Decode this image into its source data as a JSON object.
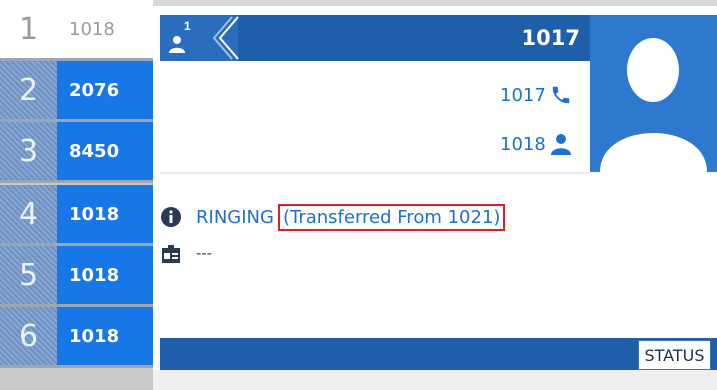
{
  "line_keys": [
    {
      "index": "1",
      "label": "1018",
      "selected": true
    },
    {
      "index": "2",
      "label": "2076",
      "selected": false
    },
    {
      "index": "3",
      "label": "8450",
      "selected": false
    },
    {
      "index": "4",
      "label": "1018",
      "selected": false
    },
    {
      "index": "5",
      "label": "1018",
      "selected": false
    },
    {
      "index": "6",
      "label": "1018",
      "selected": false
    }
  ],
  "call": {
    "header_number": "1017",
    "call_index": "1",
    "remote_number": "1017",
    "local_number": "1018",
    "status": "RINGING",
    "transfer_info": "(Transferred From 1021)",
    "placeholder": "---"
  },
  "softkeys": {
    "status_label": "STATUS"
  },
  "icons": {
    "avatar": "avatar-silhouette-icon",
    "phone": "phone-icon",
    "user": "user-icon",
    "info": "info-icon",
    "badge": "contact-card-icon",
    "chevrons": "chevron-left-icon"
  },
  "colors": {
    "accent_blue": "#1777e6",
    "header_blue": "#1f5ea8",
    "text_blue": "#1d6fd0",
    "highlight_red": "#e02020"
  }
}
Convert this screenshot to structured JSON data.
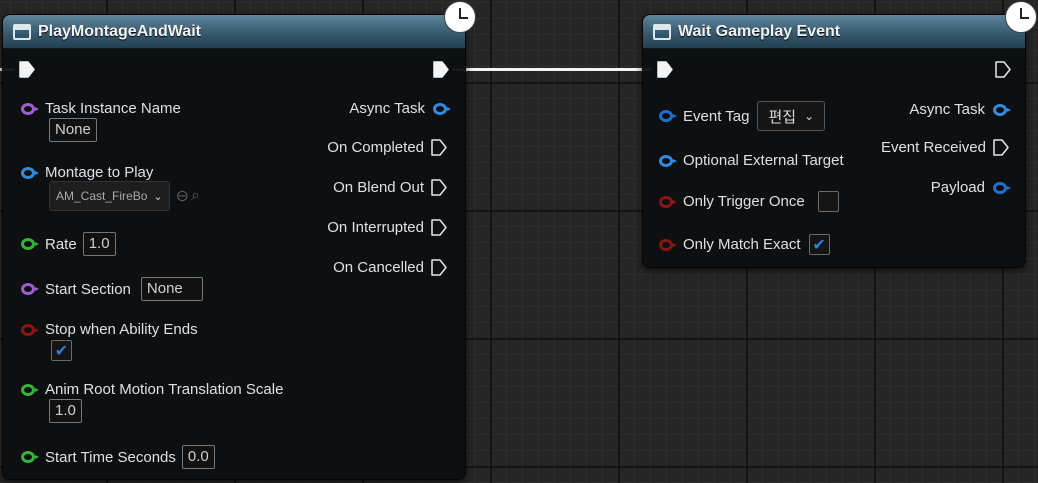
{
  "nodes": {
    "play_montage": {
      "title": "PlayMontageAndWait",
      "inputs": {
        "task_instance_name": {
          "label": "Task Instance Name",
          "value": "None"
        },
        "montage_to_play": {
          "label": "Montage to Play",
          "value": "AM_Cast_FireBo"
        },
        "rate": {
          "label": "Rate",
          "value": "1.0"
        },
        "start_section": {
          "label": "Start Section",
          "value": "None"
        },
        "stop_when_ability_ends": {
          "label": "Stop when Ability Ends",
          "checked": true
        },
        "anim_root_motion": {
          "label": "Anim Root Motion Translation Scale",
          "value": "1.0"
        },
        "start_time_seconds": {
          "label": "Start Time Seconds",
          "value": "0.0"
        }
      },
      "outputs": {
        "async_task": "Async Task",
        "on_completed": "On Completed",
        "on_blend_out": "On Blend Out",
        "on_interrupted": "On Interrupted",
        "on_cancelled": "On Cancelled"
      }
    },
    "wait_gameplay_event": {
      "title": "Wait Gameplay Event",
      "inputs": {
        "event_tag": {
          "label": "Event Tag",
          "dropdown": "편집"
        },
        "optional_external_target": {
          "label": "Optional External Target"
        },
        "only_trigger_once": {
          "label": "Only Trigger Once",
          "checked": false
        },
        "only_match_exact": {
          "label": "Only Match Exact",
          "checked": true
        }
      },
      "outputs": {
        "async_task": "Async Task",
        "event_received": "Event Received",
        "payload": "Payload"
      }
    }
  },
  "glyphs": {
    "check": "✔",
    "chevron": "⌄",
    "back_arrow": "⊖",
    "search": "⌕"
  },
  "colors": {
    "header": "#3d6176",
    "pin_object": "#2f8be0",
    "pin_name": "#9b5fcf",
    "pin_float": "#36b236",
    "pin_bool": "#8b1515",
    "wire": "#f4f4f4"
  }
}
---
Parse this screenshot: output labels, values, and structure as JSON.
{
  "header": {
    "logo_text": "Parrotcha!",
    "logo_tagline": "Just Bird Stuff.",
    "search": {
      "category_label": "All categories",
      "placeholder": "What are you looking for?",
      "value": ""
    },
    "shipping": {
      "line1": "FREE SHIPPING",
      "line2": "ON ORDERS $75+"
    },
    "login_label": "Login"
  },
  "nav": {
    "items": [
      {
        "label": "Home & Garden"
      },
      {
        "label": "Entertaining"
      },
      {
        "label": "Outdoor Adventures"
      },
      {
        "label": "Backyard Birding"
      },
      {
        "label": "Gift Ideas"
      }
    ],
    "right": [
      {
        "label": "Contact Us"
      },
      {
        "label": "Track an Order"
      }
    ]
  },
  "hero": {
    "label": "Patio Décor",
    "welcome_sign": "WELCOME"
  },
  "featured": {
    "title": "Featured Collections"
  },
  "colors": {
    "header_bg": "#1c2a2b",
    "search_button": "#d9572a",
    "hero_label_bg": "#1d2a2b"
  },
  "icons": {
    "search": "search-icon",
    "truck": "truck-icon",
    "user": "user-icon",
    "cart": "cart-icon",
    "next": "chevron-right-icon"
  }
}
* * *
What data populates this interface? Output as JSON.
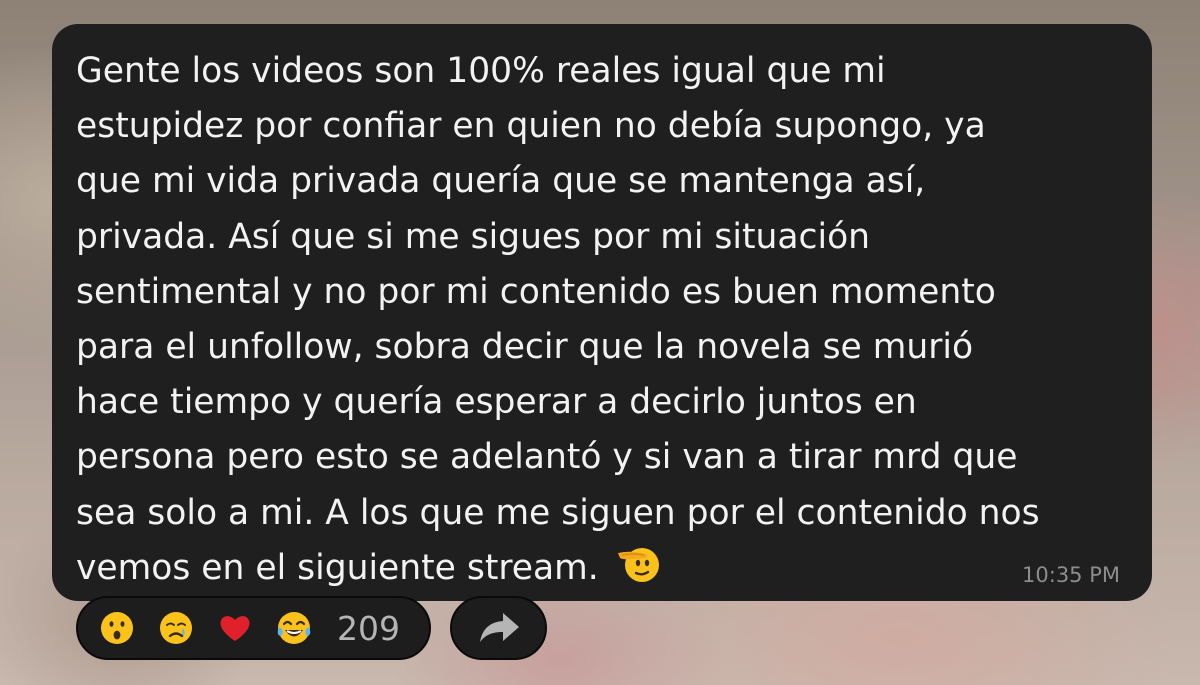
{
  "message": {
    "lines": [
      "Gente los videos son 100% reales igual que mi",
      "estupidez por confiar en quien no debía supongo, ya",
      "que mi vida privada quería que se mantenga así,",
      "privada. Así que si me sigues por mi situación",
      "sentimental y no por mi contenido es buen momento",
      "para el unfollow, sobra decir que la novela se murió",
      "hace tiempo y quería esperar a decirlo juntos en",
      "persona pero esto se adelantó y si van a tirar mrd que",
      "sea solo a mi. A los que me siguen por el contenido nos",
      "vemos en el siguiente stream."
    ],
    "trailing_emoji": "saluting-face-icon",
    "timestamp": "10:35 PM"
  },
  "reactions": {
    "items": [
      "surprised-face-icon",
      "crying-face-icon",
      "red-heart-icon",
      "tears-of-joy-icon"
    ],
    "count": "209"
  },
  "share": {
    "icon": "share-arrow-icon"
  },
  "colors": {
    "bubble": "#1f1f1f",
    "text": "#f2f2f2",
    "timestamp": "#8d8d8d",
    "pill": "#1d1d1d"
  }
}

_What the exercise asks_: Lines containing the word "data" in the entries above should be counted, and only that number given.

_Response to the task_: 3